→ What you need to do
Retype all entries exactly, skipping pictures.

→ Input data

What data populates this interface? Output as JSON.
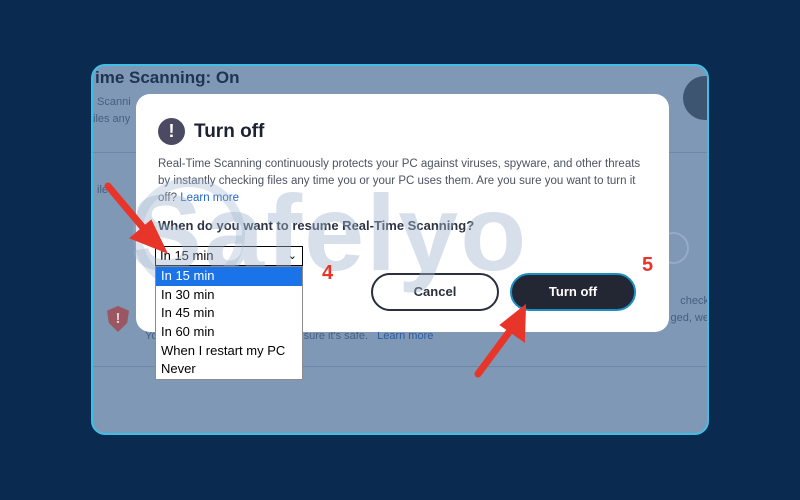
{
  "background": {
    "title": "ime Scanning: On",
    "subtitle_fragment": "Scanni",
    "subtitle_fragment2": "iles any",
    "left_fragment": "ile",
    "right_text_1": "check",
    "right_text_2": "ged, we",
    "note_text": "Yo                                              st. Add it back only if you are sure it's safe.",
    "note_link": "Learn more"
  },
  "dialog": {
    "icon": "exclamation-icon",
    "title": "Turn off",
    "body": "Real-Time Scanning continuously protects your PC against viruses, spyware, and other threats by instantly checking files any time you or your PC uses them. Are you sure you want to turn it off?",
    "body_link": "Learn more",
    "question": "When do you want to resume Real-Time Scanning?",
    "select": {
      "value": "In 15 min",
      "options": [
        "In 15 min",
        "In 30 min",
        "In 45 min",
        "In 60 min",
        "When I restart my PC",
        "Never"
      ],
      "selected_index": 0
    },
    "cancel_label": "Cancel",
    "turnoff_label": "Turn off"
  },
  "annotations": {
    "step_4": "4",
    "step_5": "5",
    "watermark": "Safelyo",
    "arrow_color": "#e8352a"
  },
  "colors": {
    "page_bg": "#0b2a4f",
    "window_border": "#3fbfe8",
    "primary_button": "#232733",
    "highlight": "#1a73e8"
  }
}
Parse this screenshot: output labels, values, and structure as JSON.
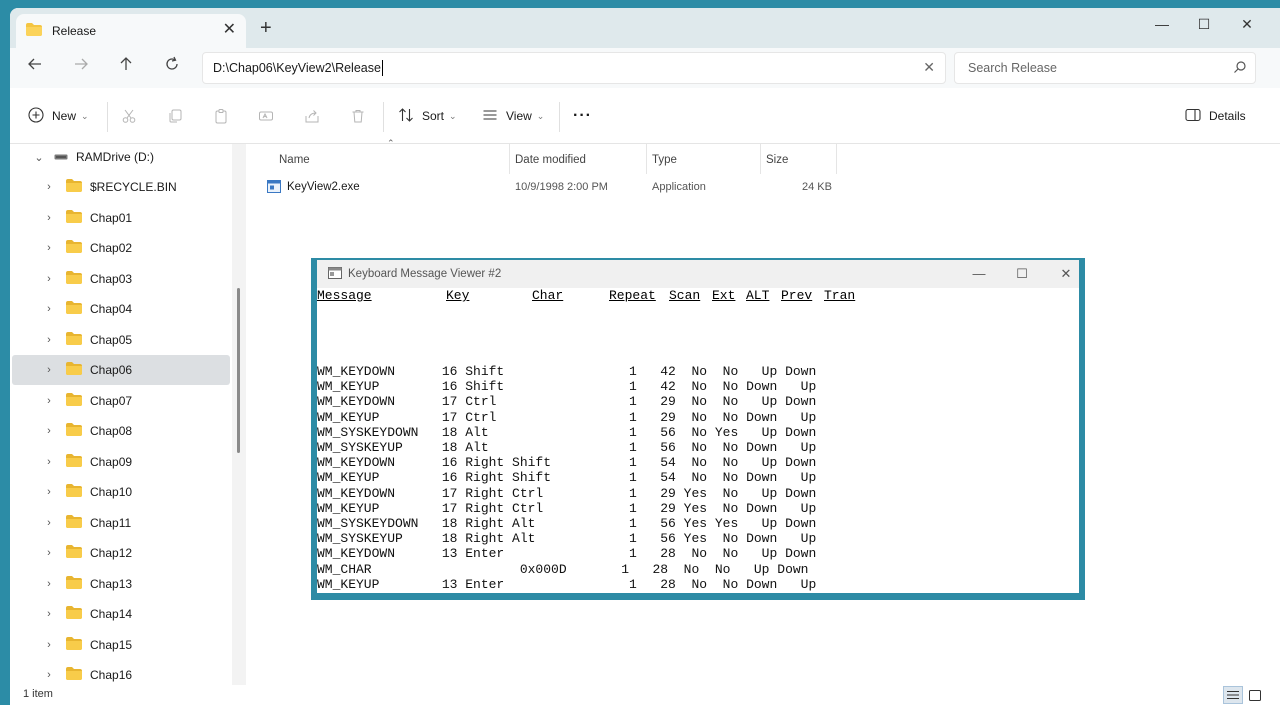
{
  "explorer": {
    "tab_title": "Release",
    "address": "D:\\Chap06\\KeyView2\\Release",
    "search_placeholder": "Search Release",
    "toolbar": {
      "new_label": "New",
      "sort_label": "Sort",
      "view_label": "View",
      "more_label": "···",
      "details_label": "Details"
    },
    "tree": {
      "drive_label": "RAMDrive (D:)",
      "items": [
        {
          "label": "$RECYCLE.BIN"
        },
        {
          "label": "Chap01"
        },
        {
          "label": "Chap02"
        },
        {
          "label": "Chap03"
        },
        {
          "label": "Chap04"
        },
        {
          "label": "Chap05"
        },
        {
          "label": "Chap06",
          "selected": true
        },
        {
          "label": "Chap07"
        },
        {
          "label": "Chap08"
        },
        {
          "label": "Chap09"
        },
        {
          "label": "Chap10"
        },
        {
          "label": "Chap11"
        },
        {
          "label": "Chap12"
        },
        {
          "label": "Chap13"
        },
        {
          "label": "Chap14"
        },
        {
          "label": "Chap15"
        },
        {
          "label": "Chap16"
        }
      ]
    },
    "columns": {
      "name": "Name",
      "date": "Date modified",
      "type": "Type",
      "size": "Size"
    },
    "files": [
      {
        "name": "KeyView2.exe",
        "date": "10/9/1998 2:00 PM",
        "type": "Application",
        "size": "24 KB"
      }
    ],
    "status": "1 item",
    "colors": {
      "desktop": "#2c8ca6",
      "titlebar": "#dfe9ec",
      "folder": "#f4c542",
      "selection": "#dcdfe2"
    }
  },
  "kmv": {
    "title": "Keyboard Message Viewer #2",
    "headers": {
      "message": "Message",
      "key": "Key",
      "char": "Char",
      "repeat": "Repeat",
      "scan": "Scan",
      "ext": "Ext",
      "alt": "ALT",
      "prev": "Prev",
      "tran": "Tran"
    },
    "lines": [
      "WM_KEYDOWN      16 Shift                1   42  No  No   Up Down",
      "WM_KEYUP        16 Shift                1   42  No  No Down   Up",
      "WM_KEYDOWN      17 Ctrl                 1   29  No  No   Up Down",
      "WM_KEYUP        17 Ctrl                 1   29  No  No Down   Up",
      "WM_SYSKEYDOWN   18 Alt                  1   56  No Yes   Up Down",
      "WM_SYSKEYUP     18 Alt                  1   56  No  No Down   Up",
      "WM_KEYDOWN      16 Right Shift          1   54  No  No   Up Down",
      "WM_KEYUP        16 Right Shift          1   54  No  No Down   Up",
      "WM_KEYDOWN      17 Right Ctrl           1   29 Yes  No   Up Down",
      "WM_KEYUP        17 Right Ctrl           1   29 Yes  No Down   Up",
      "WM_SYSKEYDOWN   18 Right Alt            1   56 Yes Yes   Up Down",
      "WM_SYSKEYUP     18 Right Alt            1   56 Yes  No Down   Up",
      "WM_KEYDOWN      13 Enter                1   28  No  No   Up Down",
      "WM_CHAR                   0x000D       1   28  No  No   Up Down",
      "WM_KEYUP        13 Enter                1   28  No  No Down   Up"
    ]
  }
}
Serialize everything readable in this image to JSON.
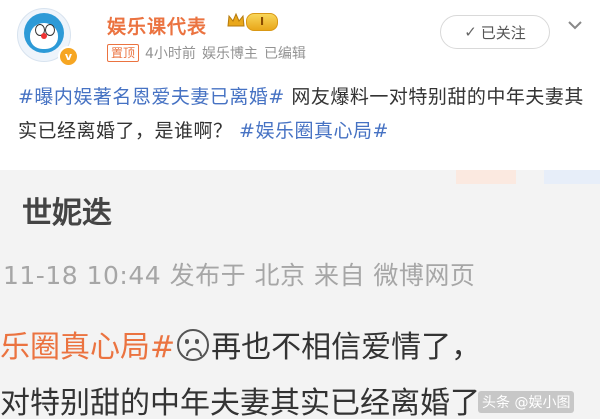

→ Exercise solution
What data populates this interface? Output as JSON.
{
  "background": {
    "title": "ime Scanning: On",
    "subtitle_fragment": "Scanni",
    "subtitle_fragment2": "iles any",
    "left_fragment": "ile",
    "right_text_1": "check",
    "right_text_2": "ged, we",
    "note_text": "Yo                                              st. Add it back only if you are sure it's safe.",
    "note_link": "Learn more"
  },
  "dialog": {
    "icon": "exclamation-icon",
    "title": "Turn off",
    "body": "Real-Time Scanning continuously protects your PC against viruses, spyware, and other threats by instantly checking files any time you or your PC uses them. Are you sure you want to turn it off?",
    "body_link": "Learn more",
    "question": "When do you want to resume Real-Time Scanning?",
    "select": {
      "value": "In 15 min",
      "options": [
        "In 15 min",
        "In 30 min",
        "In 45 min",
        "In 60 min",
        "When I restart my PC",
        "Never"
      ],
      "selected_index": 0
    },
    "cancel_label": "Cancel",
    "turnoff_label": "Turn off"
  },
  "annotations": {
    "step_4": "4",
    "step_5": "5",
    "watermark": "Safelyo",
    "arrow_color": "#e8352a"
  },
  "colors": {
    "page_bg": "#0b2a4f",
    "window_border": "#3fbfe8",
    "primary_button": "#232733",
    "highlight": "#1a73e8"
  }
}
Parse this screenshot: output labels, values, and structure as JSON.
{
  "explorer": {
    "tab_title": "Release",
    "address": "D:\\Chap06\\KeyView2\\Release",
    "search_placeholder": "Search Release",
    "toolbar": {
      "new_label": "New",
      "sort_label": "Sort",
      "view_label": "View",
      "more_label": "···",
      "details_label": "Details"
    },
    "tree": {
      "drive_label": "RAMDrive (D:)",
      "items": [
        {
          "label": "$RECYCLE.BIN"
        },
        {
          "label": "Chap01"
        },
        {
          "label": "Chap02"
        },
        {
          "label": "Chap03"
        },
        {
          "label": "Chap04"
        },
        {
          "label": "Chap05"
        },
        {
          "label": "Chap06",
          "selected": true
        },
        {
          "label": "Chap07"
        },
        {
          "label": "Chap08"
        },
        {
          "label": "Chap09"
        },
        {
          "label": "Chap10"
        },
        {
          "label": "Chap11"
        },
        {
          "label": "Chap12"
        },
        {
          "label": "Chap13"
        },
        {
          "label": "Chap14"
        },
        {
          "label": "Chap15"
        },
        {
          "label": "Chap16"
        }
      ]
    },
    "columns": {
      "name": "Name",
      "date": "Date modified",
      "type": "Type",
      "size": "Size"
    },
    "files": [
      {
        "name": "KeyView2.exe",
        "date": "10/9/1998 2:00 PM",
        "type": "Application",
        "size": "24 KB"
      }
    ],
    "status": "1 item",
    "colors": {
      "desktop": "#2c8ca6",
      "titlebar": "#dfe9ec",
      "folder": "#f4c542",
      "selection": "#dcdfe2"
    }
  },
  "kmv": {
    "title": "Keyboard Message Viewer #2",
    "headers": {
      "message": "Message",
      "key": "Key",
      "char": "Char",
      "repeat": "Repeat",
      "scan": "Scan",
      "ext": "Ext",
      "alt": "ALT",
      "prev": "Prev",
      "tran": "Tran"
    },
    "lines": [
      "WM_KEYDOWN      16 Shift                1   42  No  No   Up Down",
      "WM_KEYUP        16 Shift                1   42  No  No Down   Up",
      "WM_KEYDOWN      17 Ctrl                 1   29  No  No   Up Down",
      "WM_KEYUP        17 Ctrl                 1   29  No  No Down   Up",
      "WM_SYSKEYDOWN   18 Alt                  1   56  No Yes   Up Down",
      "WM_SYSKEYUP     18 Alt                  1   56  No  No Down   Up",
      "WM_KEYDOWN      16 Right Shift          1   54  No  No   Up Down",
      "WM_KEYUP        16 Right Shift          1   54  No  No Down   Up",
      "WM_KEYDOWN      17 Right Ctrl           1   29 Yes  No   Up Down",
      "WM_KEYUP        17 Right Ctrl           1   29 Yes  No Down   Up",
      "WM_SYSKEYDOWN   18 Right Alt            1   56 Yes Yes   Up Down",
      "WM_SYSKEYUP     18 Right Alt            1   56 Yes  No Down   Up",
      "WM_KEYDOWN      13 Enter                1   28  No  No   Up Down",
      "WM_CHAR                   0x000D       1   28  No  No   Up Down",
      "WM_KEYUP        13 Enter                1   28  No  No Down   Up"
    ]
  }
}
Serialize everything readable in this image to JSON.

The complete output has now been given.